» **To do**:
Check each line of the material. Copy those containing "that".

» **Supplied information**:

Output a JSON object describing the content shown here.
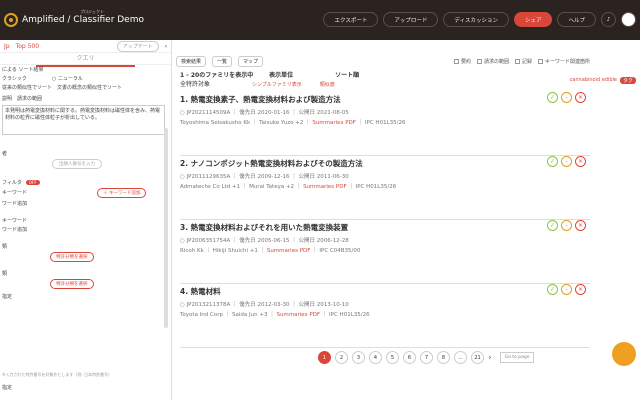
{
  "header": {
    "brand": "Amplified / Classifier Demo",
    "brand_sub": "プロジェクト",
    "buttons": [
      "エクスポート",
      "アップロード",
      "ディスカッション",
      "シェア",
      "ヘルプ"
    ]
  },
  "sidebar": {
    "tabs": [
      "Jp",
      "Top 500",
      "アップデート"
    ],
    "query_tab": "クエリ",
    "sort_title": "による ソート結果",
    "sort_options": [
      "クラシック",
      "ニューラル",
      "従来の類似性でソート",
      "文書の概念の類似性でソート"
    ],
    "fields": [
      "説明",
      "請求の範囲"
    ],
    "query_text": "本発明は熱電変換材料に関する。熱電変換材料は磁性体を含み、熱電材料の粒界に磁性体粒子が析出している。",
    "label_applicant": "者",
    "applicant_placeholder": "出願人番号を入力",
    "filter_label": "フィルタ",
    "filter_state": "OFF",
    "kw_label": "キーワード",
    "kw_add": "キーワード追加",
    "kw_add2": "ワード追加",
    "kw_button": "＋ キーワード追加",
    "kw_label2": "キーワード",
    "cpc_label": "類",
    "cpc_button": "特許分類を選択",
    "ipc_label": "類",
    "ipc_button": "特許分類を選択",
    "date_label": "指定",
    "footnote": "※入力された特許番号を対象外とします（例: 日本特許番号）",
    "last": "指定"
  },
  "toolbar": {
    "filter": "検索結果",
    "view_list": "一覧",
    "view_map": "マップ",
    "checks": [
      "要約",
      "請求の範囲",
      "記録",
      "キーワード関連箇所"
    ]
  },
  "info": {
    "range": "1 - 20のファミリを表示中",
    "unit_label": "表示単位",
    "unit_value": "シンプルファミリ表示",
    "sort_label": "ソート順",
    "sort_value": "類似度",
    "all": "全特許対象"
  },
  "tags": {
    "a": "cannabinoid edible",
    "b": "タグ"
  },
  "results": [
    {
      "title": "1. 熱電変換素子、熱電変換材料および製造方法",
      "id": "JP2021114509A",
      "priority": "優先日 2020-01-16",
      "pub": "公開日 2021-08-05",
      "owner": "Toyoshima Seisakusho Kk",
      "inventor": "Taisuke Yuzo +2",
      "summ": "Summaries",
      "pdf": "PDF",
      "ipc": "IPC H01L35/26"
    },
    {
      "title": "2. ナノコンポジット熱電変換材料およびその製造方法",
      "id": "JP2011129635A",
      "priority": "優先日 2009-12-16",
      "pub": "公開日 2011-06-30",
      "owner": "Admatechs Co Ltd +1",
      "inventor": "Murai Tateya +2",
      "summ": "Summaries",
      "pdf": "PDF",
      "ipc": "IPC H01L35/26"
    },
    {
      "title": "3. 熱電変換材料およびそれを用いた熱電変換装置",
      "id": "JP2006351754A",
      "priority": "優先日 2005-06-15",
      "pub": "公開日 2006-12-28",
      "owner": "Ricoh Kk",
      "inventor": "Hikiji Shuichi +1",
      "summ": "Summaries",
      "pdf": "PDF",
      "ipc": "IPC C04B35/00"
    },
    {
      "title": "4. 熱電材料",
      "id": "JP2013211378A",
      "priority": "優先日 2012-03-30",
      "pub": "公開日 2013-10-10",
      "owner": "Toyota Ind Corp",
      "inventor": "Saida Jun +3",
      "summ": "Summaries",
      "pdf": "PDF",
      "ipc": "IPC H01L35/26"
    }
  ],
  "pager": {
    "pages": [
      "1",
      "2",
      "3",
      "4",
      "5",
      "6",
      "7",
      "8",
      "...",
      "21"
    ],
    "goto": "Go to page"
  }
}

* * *

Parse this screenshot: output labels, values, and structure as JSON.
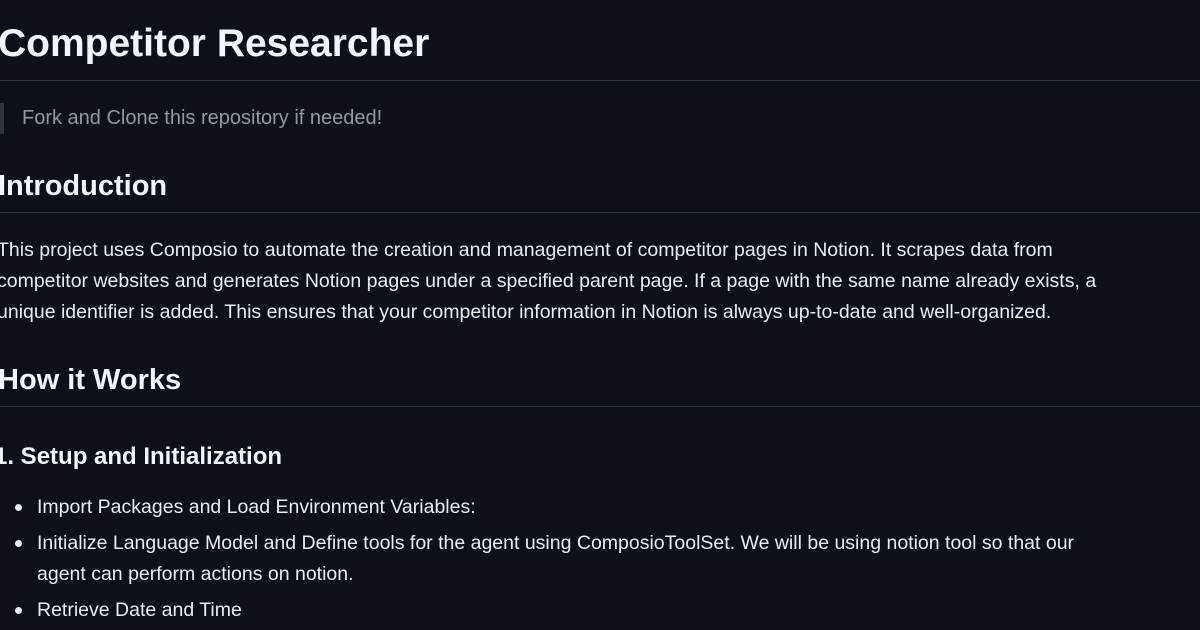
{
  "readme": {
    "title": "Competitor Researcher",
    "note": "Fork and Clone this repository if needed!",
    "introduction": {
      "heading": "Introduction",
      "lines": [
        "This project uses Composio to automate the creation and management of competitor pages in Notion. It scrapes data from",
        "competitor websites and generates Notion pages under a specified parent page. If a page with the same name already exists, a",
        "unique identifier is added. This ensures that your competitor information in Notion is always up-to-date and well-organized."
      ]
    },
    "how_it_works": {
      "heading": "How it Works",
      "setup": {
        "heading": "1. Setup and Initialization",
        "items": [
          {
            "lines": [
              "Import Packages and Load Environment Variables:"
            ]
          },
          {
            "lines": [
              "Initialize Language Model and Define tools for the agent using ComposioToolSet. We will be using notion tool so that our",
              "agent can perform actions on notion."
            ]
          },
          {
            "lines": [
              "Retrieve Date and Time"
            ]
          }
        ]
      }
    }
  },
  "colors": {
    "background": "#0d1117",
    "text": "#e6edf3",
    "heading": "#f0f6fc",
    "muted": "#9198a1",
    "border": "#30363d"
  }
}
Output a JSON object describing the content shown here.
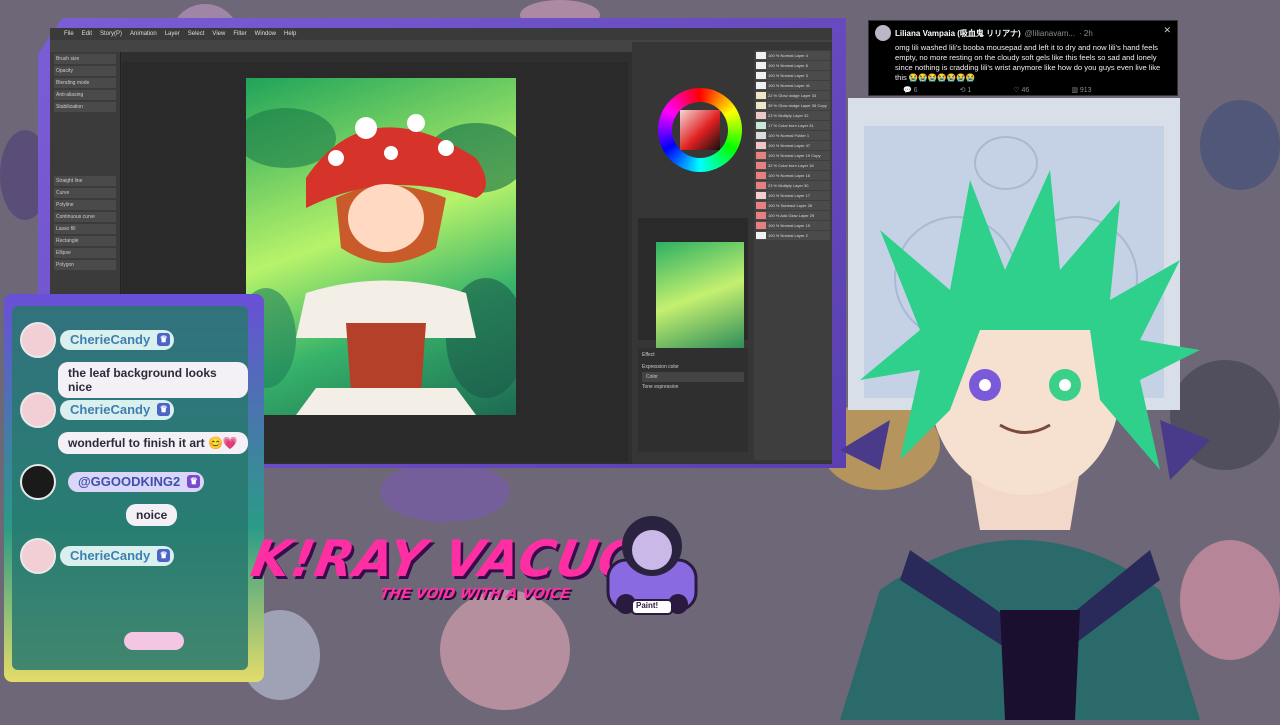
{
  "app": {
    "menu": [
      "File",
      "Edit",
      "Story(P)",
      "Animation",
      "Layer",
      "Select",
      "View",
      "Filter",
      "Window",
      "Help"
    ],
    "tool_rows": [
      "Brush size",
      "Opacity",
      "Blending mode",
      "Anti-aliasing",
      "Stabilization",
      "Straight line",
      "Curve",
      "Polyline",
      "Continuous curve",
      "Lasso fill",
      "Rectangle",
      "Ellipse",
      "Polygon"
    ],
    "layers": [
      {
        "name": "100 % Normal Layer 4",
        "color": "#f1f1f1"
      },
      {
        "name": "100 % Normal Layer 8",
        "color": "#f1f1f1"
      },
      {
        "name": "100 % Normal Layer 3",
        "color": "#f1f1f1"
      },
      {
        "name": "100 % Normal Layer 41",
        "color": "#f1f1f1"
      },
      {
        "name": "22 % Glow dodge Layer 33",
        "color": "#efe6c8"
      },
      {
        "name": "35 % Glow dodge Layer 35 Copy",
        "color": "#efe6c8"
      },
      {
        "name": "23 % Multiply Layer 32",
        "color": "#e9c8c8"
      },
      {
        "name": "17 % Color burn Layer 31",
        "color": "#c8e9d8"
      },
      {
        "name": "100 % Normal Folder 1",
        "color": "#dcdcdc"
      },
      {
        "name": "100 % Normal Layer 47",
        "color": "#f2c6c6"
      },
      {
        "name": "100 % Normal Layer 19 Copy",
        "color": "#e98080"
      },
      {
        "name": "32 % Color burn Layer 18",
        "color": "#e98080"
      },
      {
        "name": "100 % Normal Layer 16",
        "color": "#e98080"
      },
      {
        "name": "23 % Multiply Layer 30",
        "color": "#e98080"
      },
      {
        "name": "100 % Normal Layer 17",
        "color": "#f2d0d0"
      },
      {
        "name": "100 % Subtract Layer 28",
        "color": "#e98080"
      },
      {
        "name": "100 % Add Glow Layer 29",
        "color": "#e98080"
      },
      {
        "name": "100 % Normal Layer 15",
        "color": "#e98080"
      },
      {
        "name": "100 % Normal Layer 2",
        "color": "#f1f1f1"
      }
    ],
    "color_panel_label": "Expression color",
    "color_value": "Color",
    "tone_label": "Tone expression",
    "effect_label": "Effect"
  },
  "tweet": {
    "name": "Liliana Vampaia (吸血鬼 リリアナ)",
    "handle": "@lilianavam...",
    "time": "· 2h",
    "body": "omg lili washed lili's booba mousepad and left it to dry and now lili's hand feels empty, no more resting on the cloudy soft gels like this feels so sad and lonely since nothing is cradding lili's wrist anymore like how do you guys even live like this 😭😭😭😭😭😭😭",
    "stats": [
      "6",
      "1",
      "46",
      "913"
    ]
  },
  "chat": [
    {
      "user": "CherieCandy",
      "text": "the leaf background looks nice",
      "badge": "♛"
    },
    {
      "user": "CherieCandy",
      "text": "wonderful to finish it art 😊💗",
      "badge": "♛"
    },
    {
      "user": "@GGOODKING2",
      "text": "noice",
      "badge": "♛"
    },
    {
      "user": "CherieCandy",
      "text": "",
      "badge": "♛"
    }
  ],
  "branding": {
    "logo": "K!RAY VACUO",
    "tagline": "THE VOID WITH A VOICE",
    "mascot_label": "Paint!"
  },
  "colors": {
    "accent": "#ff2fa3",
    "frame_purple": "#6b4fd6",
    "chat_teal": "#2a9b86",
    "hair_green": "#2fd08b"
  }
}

» **Task result**:
        "unique identifier is added. This ensures that your competitor information in Notion is always up-to-date and well-organized."
              "Initialize Language Model and Define tools for the agent using ComposioToolSet. We will be using notion tool so that our",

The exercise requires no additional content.